Ray: Well, they didn’t for many years, but I know they’re pretty much recycling everything that they have, I understand. We’re not involved in any of their contracts, but knowing some of the people that do have those, they’re doing a pretty fair job of recycling. One new area that I forgot to mention that we’re getting into now is a book cutting, hardback books has been a real, not something that we’ve been into. But that’s kind of a new area now that we have some machines and we’re cutting the backs off of the hardback books. And so it’s another source of a quite ledger and office pack, and classification that a lot of the mills are using now. Color ledger is kind of a lost grade right now. And office pack has become the NeuLion in grade.

Interviewer: What’s the source for the books?

Ray: That comes from libraries, schools, law firms. Some of the charity, goodwill, salvation army, they all have hardback books that they get in from their customers. So, we’re, bringing in books now from the whole Northwest.

Interviewer: And is that a mechanized way or is that have to be done by hand?

Ray: It’s done by hand. Yeah, they’re shoved through a saw. And safety is a factor there that we’ve pretty much have all the regards in place, and that’s just a new operation just starting up this week. So, I’m not sure yet how it’s going to go, but we’re looking to hopefully make a good profit on those because we’re taking it out of the landfill.

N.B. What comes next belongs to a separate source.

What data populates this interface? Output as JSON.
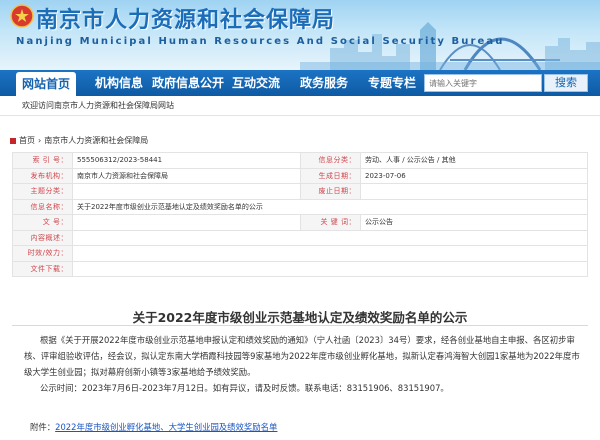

Interviewer: Is there any markets in the hardbound portion of the book that you’re cutting off or does that…?

Ray: That’s basically used for hog fuel. Some of the mills in the area use it too for their furnaces and they’re able to utilize that along with the wood waste.

Interviewer: So that’s a new aspect of recycling that I get that we’ve not seen before.

Ray: No. There’s companies that have been doing that before. It’s just new for us.

Interviewer: New for you.

Ray: Yes.

Interviewer: Anything else you can think of?

Ray: No, I think that’s…I think we’ve covered everything. Oh. When my 50 years of recycling, there’s been a number of funny stories, but I think the best one was one day a fellow drove in with his car newspapers in the backseat, drove in on the scale and the way master weighed in. He backed out, went around to the other side of the building where he was supposed to dump the newspapers and he unloaded the newspaper but also opened up the trunk and out popped his either girlfriend or his wife. She was all dressed with nylons high heels. She jumped out and went up the street. Then he came back on the scale and weighed out. So he got an extra 120 pounds probably of payment for newspapers. So I don’t know how many times he did that, but we did catch him on that one. He never came back.